Where Are Seal Leakage Relays Used?

Seal Leakage & Over Temperature Relays

Bearings are one of the most important components of electric motors.  Normally, they are designed to operate for many years.  Yet, more than half of motor failures are caused by bearing failure. The most common causes of premature bearing failure are lubrication loss and contamination ingress.

That is why all motors have bearing seals.  They have two main functions: to prevent lubricating oil from leaking out; and to prevent dust, water and other contaminants from entering the bearing. Bearings should be adequately lubricated to prevent direct metallic contact between the rolling elements, raceways and cages, to prevent wear and to protect the bearing surfaces against corrosion.

Checking the condition of bearing seals and performing routine maintenance on most motors is easy when the motor is readily accessible.  But what about submersible pumps?  By the nature of their name, submersible pumps are designed for submerged installation, normally in a wet well as part of a lift station (where wastewater is pumped to a higher elevation so that gravity can be used to bring it to the treatment plant). Click here for more information on lift stations. Accessing the bearing seals on a regular basis is not easy.

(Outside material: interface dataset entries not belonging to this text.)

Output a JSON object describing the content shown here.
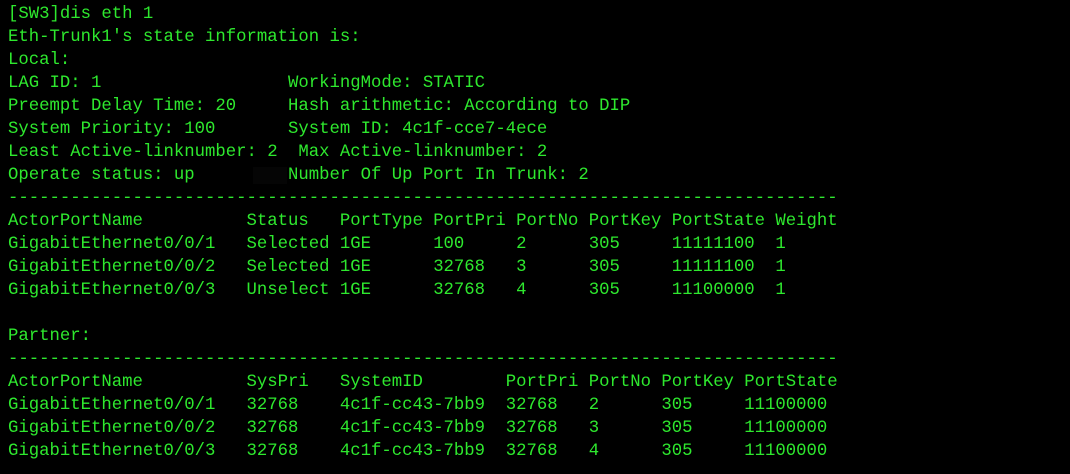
{
  "terminal": {
    "text_color": "#2ee82e",
    "background_color": "#000000",
    "lines": [
      "[SW3]dis eth 1",
      "Eth-Trunk1's state information is:",
      "Local:",
      "LAG ID: 1                  WorkingMode: STATIC",
      "Preempt Delay Time: 20     Hash arithmetic: According to DIP",
      "System Priority: 100       System ID: 4c1f-cce7-4ece",
      "Least Active-linknumber: 2  Max Active-linknumber: 2",
      "Operate status: up         Number Of Up Port In Trunk: 2",
      "--------------------------------------------------------------------------------",
      "ActorPortName          Status   PortType PortPri PortNo PortKey PortState Weight",
      "GigabitEthernet0/0/1   Selected 1GE      100     2      305     11111100  1",
      "GigabitEthernet0/0/2   Selected 1GE      32768   3      305     11111100  1",
      "GigabitEthernet0/0/3   Unselect 1GE      32768   4      305     11100000  1",
      "",
      "Partner:",
      "--------------------------------------------------------------------------------",
      "ActorPortName          SysPri   SystemID        PortPri PortNo PortKey PortState",
      "GigabitEthernet0/0/1   32768    4c1f-cc43-7bb9  32768   2      305     11100000",
      "GigabitEthernet0/0/2   32768    4c1f-cc43-7bb9  32768   3      305     11100000",
      "GigabitEthernet0/0/3   32768    4c1f-cc43-7bb9  32768   4      305     11100000"
    ]
  }
}
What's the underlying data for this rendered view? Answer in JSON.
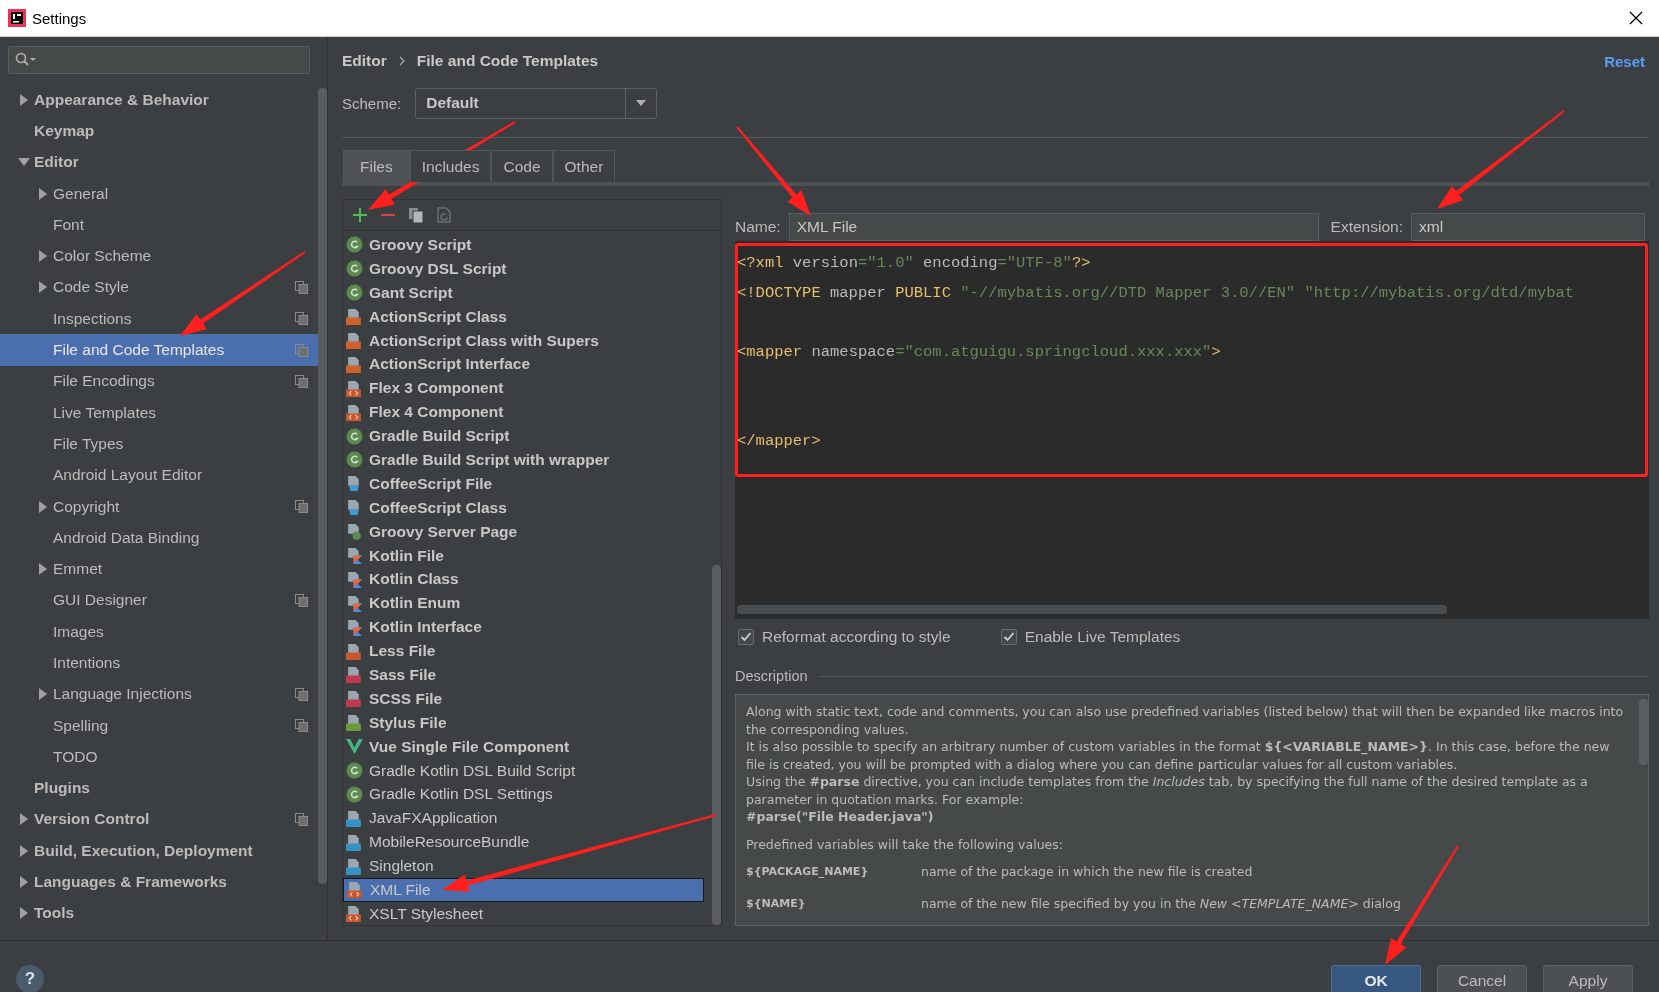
{
  "window": {
    "title": "Settings"
  },
  "sidebar": {
    "items": [
      {
        "label": "Appearance & Behavior",
        "expanded": false,
        "selected": false,
        "project_scope": false
      },
      {
        "label": "Keymap",
        "selected": false,
        "project_scope": false
      },
      {
        "label": "Editor",
        "expanded": true,
        "selected": false,
        "project_scope": false,
        "children": [
          {
            "label": "General",
            "expanded": false,
            "selected": false,
            "project_scope": false
          },
          {
            "label": "Font",
            "selected": false,
            "project_scope": false
          },
          {
            "label": "Color Scheme",
            "expanded": false,
            "selected": false,
            "project_scope": false
          },
          {
            "label": "Code Style",
            "expanded": false,
            "selected": false,
            "project_scope": true
          },
          {
            "label": "Inspections",
            "selected": false,
            "project_scope": true
          },
          {
            "label": "File and Code Templates",
            "selected": true,
            "project_scope": true
          },
          {
            "label": "File Encodings",
            "selected": false,
            "project_scope": true
          },
          {
            "label": "Live Templates",
            "selected": false,
            "project_scope": false
          },
          {
            "label": "File Types",
            "selected": false,
            "project_scope": false
          },
          {
            "label": "Android Layout Editor",
            "selected": false,
            "project_scope": false
          },
          {
            "label": "Copyright",
            "expanded": false,
            "selected": false,
            "project_scope": true
          },
          {
            "label": "Android Data Binding",
            "selected": false,
            "project_scope": false
          },
          {
            "label": "Emmet",
            "expanded": false,
            "selected": false,
            "project_scope": false
          },
          {
            "label": "GUI Designer",
            "selected": false,
            "project_scope": true
          },
          {
            "label": "Images",
            "selected": false,
            "project_scope": false
          },
          {
            "label": "Intentions",
            "selected": false,
            "project_scope": false
          },
          {
            "label": "Language Injections",
            "expanded": false,
            "selected": false,
            "project_scope": true
          },
          {
            "label": "Spelling",
            "selected": false,
            "project_scope": true
          },
          {
            "label": "TODO",
            "selected": false,
            "project_scope": false
          }
        ]
      },
      {
        "label": "Plugins",
        "selected": false,
        "project_scope": false
      },
      {
        "label": "Version Control",
        "expanded": false,
        "selected": false,
        "project_scope": true
      },
      {
        "label": "Build, Execution, Deployment",
        "expanded": false,
        "selected": false,
        "project_scope": false
      },
      {
        "label": "Languages & Frameworks",
        "expanded": false,
        "selected": false,
        "project_scope": false
      },
      {
        "label": "Tools",
        "expanded": false,
        "selected": false,
        "project_scope": false
      }
    ]
  },
  "breadcrumb": [
    "Editor",
    "File and Code Templates"
  ],
  "reset_link": "Reset",
  "scheme": {
    "label": "Scheme:",
    "value": "Default"
  },
  "tabs": [
    {
      "label": "Files",
      "selected": true
    },
    {
      "label": "Includes",
      "selected": false
    },
    {
      "label": "Code",
      "selected": false
    },
    {
      "label": "Other",
      "selected": false
    }
  ],
  "templates": [
    {
      "name": "Groovy Script",
      "kind": "groovy",
      "bold": true,
      "selected": false
    },
    {
      "name": "Groovy DSL Script",
      "kind": "groovy",
      "bold": true,
      "selected": false
    },
    {
      "name": "Gant Script",
      "kind": "groovy",
      "bold": true,
      "selected": false
    },
    {
      "name": "ActionScript Class",
      "kind": "actionscript",
      "bold": true,
      "selected": false
    },
    {
      "name": "ActionScript Class with Supers",
      "kind": "actionscript",
      "bold": true,
      "selected": false
    },
    {
      "name": "ActionScript Interface",
      "kind": "actionscript",
      "bold": true,
      "selected": false
    },
    {
      "name": "Flex 3 Component",
      "kind": "markup",
      "bold": true,
      "selected": false
    },
    {
      "name": "Flex 4 Component",
      "kind": "markup",
      "bold": true,
      "selected": false
    },
    {
      "name": "Gradle Build Script",
      "kind": "groovy",
      "bold": true,
      "selected": false
    },
    {
      "name": "Gradle Build Script with wrapper",
      "kind": "groovy",
      "bold": true,
      "selected": false
    },
    {
      "name": "CoffeeScript File",
      "kind": "coffee",
      "bold": true,
      "selected": false
    },
    {
      "name": "CoffeeScript Class",
      "kind": "coffee",
      "bold": true,
      "selected": false
    },
    {
      "name": "Groovy Server Page",
      "kind": "gsp",
      "bold": true,
      "selected": false
    },
    {
      "name": "Kotlin File",
      "kind": "kotlin",
      "bold": true,
      "selected": false
    },
    {
      "name": "Kotlin Class",
      "kind": "kotlin",
      "bold": true,
      "selected": false
    },
    {
      "name": "Kotlin Enum",
      "kind": "kotlin",
      "bold": true,
      "selected": false
    },
    {
      "name": "Kotlin Interface",
      "kind": "kotlin",
      "bold": true,
      "selected": false
    },
    {
      "name": "Less File",
      "kind": "less",
      "bold": true,
      "selected": false
    },
    {
      "name": "Sass File",
      "kind": "sass",
      "bold": true,
      "selected": false
    },
    {
      "name": "SCSS File",
      "kind": "sass",
      "bold": true,
      "selected": false
    },
    {
      "name": "Stylus File",
      "kind": "stylus",
      "bold": true,
      "selected": false
    },
    {
      "name": "Vue Single File Component",
      "kind": "vue",
      "bold": true,
      "selected": false
    },
    {
      "name": "Gradle Kotlin DSL Build Script",
      "kind": "groovy",
      "bold": false,
      "selected": false
    },
    {
      "name": "Gradle Kotlin DSL Settings",
      "kind": "groovy",
      "bold": false,
      "selected": false
    },
    {
      "name": "JavaFXApplication",
      "kind": "java",
      "bold": false,
      "selected": false
    },
    {
      "name": "MobileResourceBundle",
      "kind": "java",
      "bold": false,
      "selected": false
    },
    {
      "name": "Singleton",
      "kind": "java",
      "bold": false,
      "selected": false
    },
    {
      "name": "XML File",
      "kind": "markup",
      "bold": false,
      "selected": true
    },
    {
      "name": "XSLT Stylesheet",
      "kind": "markup",
      "bold": false,
      "selected": false
    }
  ],
  "name_field": {
    "label": "Name:",
    "value": "XML File"
  },
  "extension_field": {
    "label": "Extension:",
    "value": "xml"
  },
  "code_lines": [
    {
      "kind": "code",
      "tokens": [
        {
          "kind": "tag",
          "text": "<?xml"
        },
        {
          "kind": "attr",
          "text": " version"
        },
        {
          "kind": "value",
          "text": "=\"1.0\""
        },
        {
          "kind": "attr",
          "text": " encoding"
        },
        {
          "kind": "value",
          "text": "=\"UTF-8\""
        },
        {
          "kind": "tag",
          "text": "?>"
        }
      ]
    },
    {
      "kind": "code",
      "tokens": [
        {
          "kind": "tag",
          "text": "<!DOCTYPE"
        },
        {
          "kind": "attr",
          "text": " mapper "
        },
        {
          "kind": "tag",
          "text": "PUBLIC"
        },
        {
          "kind": "value",
          "text": " \"-//mybatis.org//DTD Mapper 3.0//EN\" \"http://mybatis.org/dtd/mybat"
        }
      ]
    },
    {
      "kind": "blank"
    },
    {
      "kind": "code",
      "tokens": [
        {
          "kind": "tag",
          "text": "<mapper"
        },
        {
          "kind": "attr",
          "text": " namespace"
        },
        {
          "kind": "value",
          "text": "=\"com.atguigu.springcloud.xxx.xxx\""
        },
        {
          "kind": "tag",
          "text": ">"
        }
      ]
    },
    {
      "kind": "blank"
    },
    {
      "kind": "blank"
    },
    {
      "kind": "code",
      "tokens": [
        {
          "kind": "tag",
          "text": "</mapper>"
        }
      ]
    }
  ],
  "options": [
    {
      "label": "Reformat according to style",
      "checked": true
    },
    {
      "label": "Enable Live Templates",
      "checked": true
    }
  ],
  "description": {
    "title": "Description",
    "paragraphs": [
      "Along with static text, code and comments, you can also use predefined variables (listed below) that will then be expanded like macros into the corresponding values.",
      "It is also possible to specify an arbitrary number of custom variables in the format **${<VARIABLE_NAME>}**. In this case, before the new file is created, you will be prompted with a dialog where you can define particular values for all custom variables.",
      "Using the **#parse** directive, you can include templates from the *Includes* tab, by specifying the full name of the desired template as a parameter in quotation marks. For example:",
      "**#parse(\"File Header.java\")**"
    ],
    "variables_intro": "Predefined variables will take the following values:",
    "variables": [
      {
        "name": "${PACKAGE_NAME}",
        "text": "name of the package in which the new file is created"
      },
      {
        "name": "${NAME}",
        "text": "name of the new file specified by you in the *New <TEMPLATE_NAME>* dialog"
      }
    ]
  },
  "help_button": "?",
  "buttons": [
    {
      "label": "OK",
      "kind": "primary"
    },
    {
      "label": "Cancel",
      "kind": "normal"
    },
    {
      "label": "Apply",
      "kind": "normal"
    }
  ]
}
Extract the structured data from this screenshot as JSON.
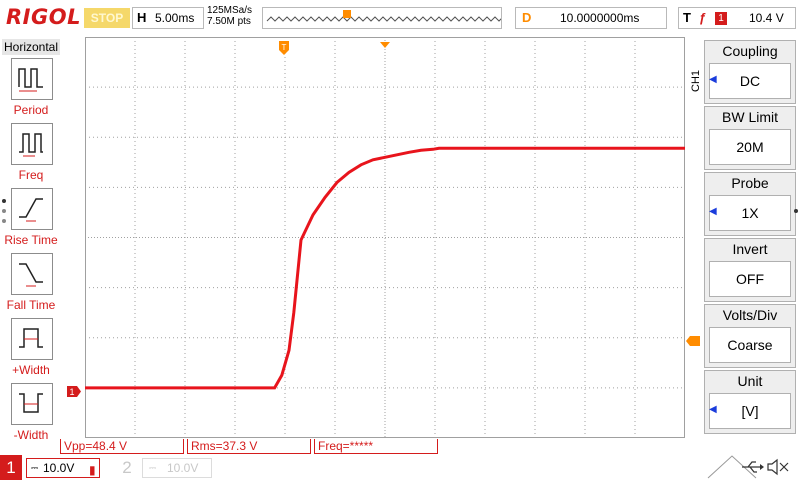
{
  "top_bar": {
    "logo": "RIGOL",
    "run_status": "STOP",
    "horizontal": {
      "label": "H",
      "timebase": "5.00ms"
    },
    "sample_rate": "125MSa/s",
    "memory_depth": "7.50M pts",
    "delay": {
      "label": "D",
      "value": "10.0000000ms"
    },
    "trigger": {
      "label": "T",
      "edge": "ƒ",
      "source": "1",
      "level": "10.4 V"
    }
  },
  "left_menu": {
    "title": "Horizontal",
    "items": [
      {
        "label": "Period",
        "icon": "period-icon"
      },
      {
        "label": "Freq",
        "icon": "frequency-icon"
      },
      {
        "label": "Rise Time",
        "icon": "rise-time-icon"
      },
      {
        "label": "Fall Time",
        "icon": "fall-time-icon"
      },
      {
        "label": "+Width",
        "icon": "positive-width-icon"
      },
      {
        "label": "-Width",
        "icon": "negative-width-icon"
      }
    ]
  },
  "right_menu": {
    "channel_tag": "CH1",
    "items": [
      {
        "title": "Coupling",
        "value": "DC",
        "has_arrow": true
      },
      {
        "title": "BW Limit",
        "value": "20M",
        "has_arrow": false
      },
      {
        "title": "Probe",
        "value": "1X",
        "has_arrow": true
      },
      {
        "title": "Invert",
        "value": "OFF",
        "has_arrow": false
      },
      {
        "title": "Volts/Div",
        "value": "Coarse",
        "has_arrow": false
      },
      {
        "title": "Unit",
        "value": "[V]",
        "has_arrow": true
      }
    ]
  },
  "measurements": [
    {
      "label": "Vpp=48.4 V"
    },
    {
      "label": "Rms=37.3 V"
    },
    {
      "label": "Freq=*****"
    }
  ],
  "channels": [
    {
      "number": "1",
      "scale": "10.0V",
      "active": true
    },
    {
      "number": "2",
      "scale": "10.0V",
      "active": false
    }
  ],
  "markers": {
    "trigger_marker": "T",
    "channel_marker": "1"
  },
  "colors": {
    "ch1": "#e8141c",
    "brand": "#d41c1c",
    "trigger": "#ff8c00",
    "grid": "#a0a0a0"
  },
  "chart_data": {
    "type": "line",
    "title": "",
    "xlabel": "",
    "ylabel": "",
    "xlim": [
      -25,
      25
    ],
    "ylim": [
      -40,
      40
    ],
    "x_divisions": 12,
    "y_divisions": 8,
    "grid": true,
    "series": [
      {
        "x": [
          -25,
          -9.2,
          -8.6,
          -8.0,
          -7.6,
          -7.0,
          -6.0,
          -5.0,
          -4.0,
          -3.0,
          -2.0,
          -1.0,
          0.0,
          1.0,
          2.0,
          3.0,
          4.0,
          4.5,
          25
        ],
        "y": [
          -30.0,
          -30.0,
          -27.5,
          -22.5,
          -15.0,
          -0.5,
          4.5,
          8.0,
          11.0,
          13.0,
          14.5,
          15.5,
          16.0,
          16.5,
          17.0,
          17.4,
          17.6,
          17.8,
          17.8
        ]
      }
    ]
  }
}
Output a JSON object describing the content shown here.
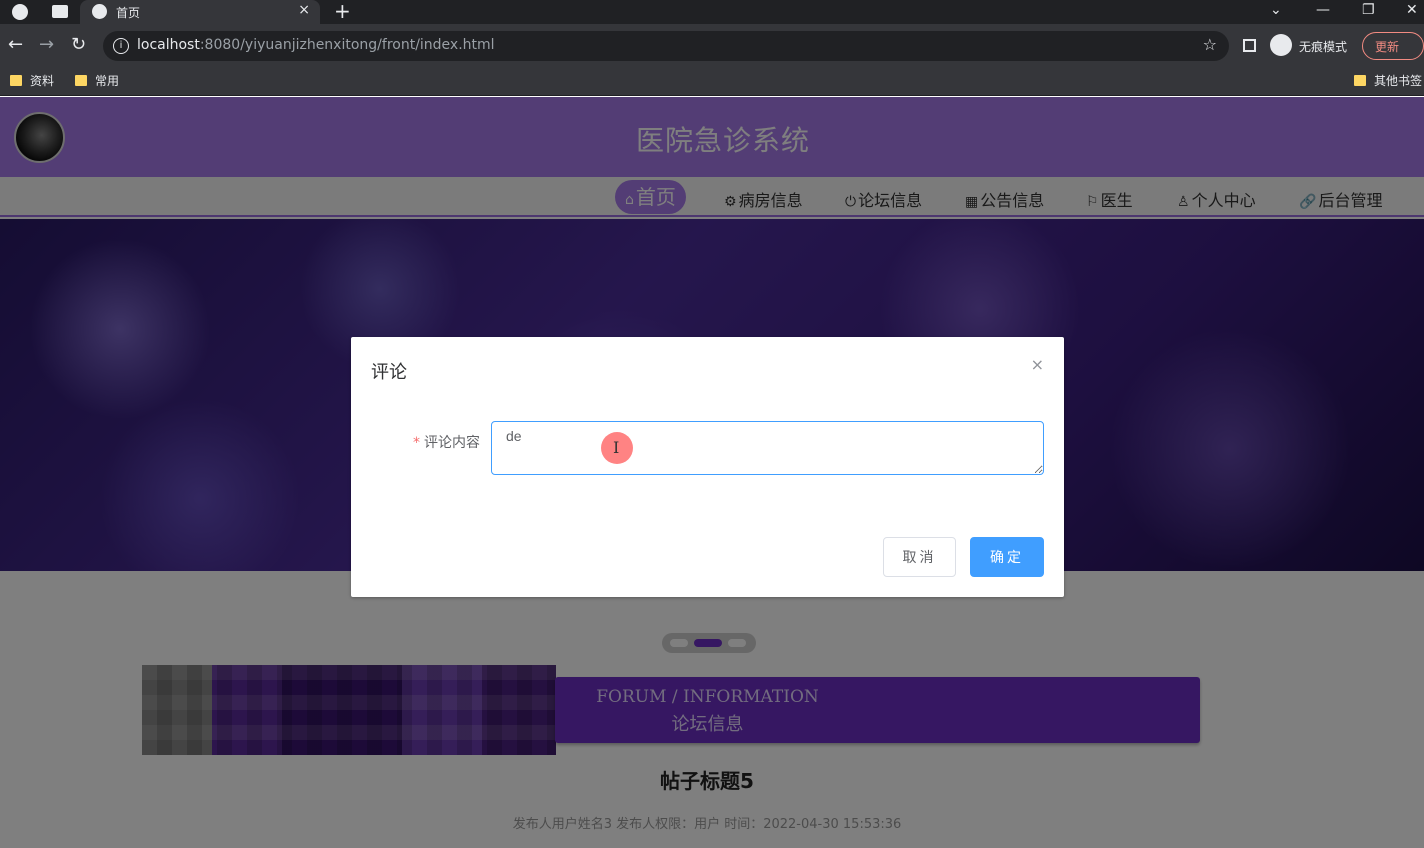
{
  "browser": {
    "tab_title": "首页",
    "tab_close": "×",
    "new_tab": "+",
    "url_host": "localhost",
    "url_rest": ":8080/yiyuanjizhenxitong/front/index.html",
    "incognito_label": "无痕模式",
    "update_label": "更新",
    "bookmarks": [
      "资料",
      "常用"
    ],
    "other_bookmarks": "其他书签",
    "window_controls": [
      "⌄",
      "—",
      "❐",
      "✕"
    ]
  },
  "site": {
    "title": "医院急诊系统",
    "nav": [
      {
        "icon": "⌂",
        "label": "首页"
      },
      {
        "icon": "⚙",
        "label": "病房信息"
      },
      {
        "icon": "⏻",
        "label": "论坛信息"
      },
      {
        "icon": "▦",
        "label": "公告信息"
      },
      {
        "icon": "⚐",
        "label": "医生"
      },
      {
        "icon": "♙",
        "label": "个人中心"
      },
      {
        "icon": "🔗",
        "label": "后台管理"
      }
    ]
  },
  "section": {
    "title_en": "FORUM / INFORMATION",
    "title_cn": "论坛信息"
  },
  "post": {
    "title": "帖子标题5",
    "meta": "发布人用户姓名3   发布人权限：用户   时间：2022-04-30 15:53:36"
  },
  "dialog": {
    "title": "评论",
    "close": "×",
    "field_label": "评论内容",
    "field_required": "*",
    "field_value": "de",
    "cancel_label": "取消",
    "confirm_label": "确定"
  },
  "colors": {
    "header": "#a77bea",
    "section_bar": "#6d2fc4",
    "primary_button": "#409eff"
  }
}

Therefore, most submersible pump manufacturers recommend the use of a seal leakage relay to monitor for potential leaking seals. 

Operation: Two wires from the seal leakage relay are connected to a resistance-sensing probe in the pump seal cavity and the grounded motor housing or across two probes to monitor for seal leakage using a low-voltage DC signal. The sensitivity setting is normally set per guidelines from the submersible pump manufacturer. If the seal starts to leak, contaminating fluid enters the seal cavity.  This lowers the resistance between the internal probe and the common connection.  When the resistance drops below the user-adjustable sensitivity set-point of the relay, the output relay energizes and the LED turns Red ON. The relay output can be used to give an alarm indication of a leaking seal whether that be an indicating light, an input to a PLC or to a phone dialer.

 Diagram: Single channel Macromatic Relay to monitor one pump   Diagram: Dual channel Macromatic Relay to monitor two pumps
 Single Channel Seal Leakage Relay to Monitor One Pump Dual Channel Seal Leakage Relay To Monitor Two Pumps

Remember, the application for seal leakage relays is very narrow—they are only used on submersible pumps.  If the pump is readily accessible, i.e., above ground, there is no need for a seal leakage relay.

But there are tens of thousands of submersible pumps for water & wastewater applications all over the country.  And there are hundreds of panel shops who build controls for submersible pumps in this market.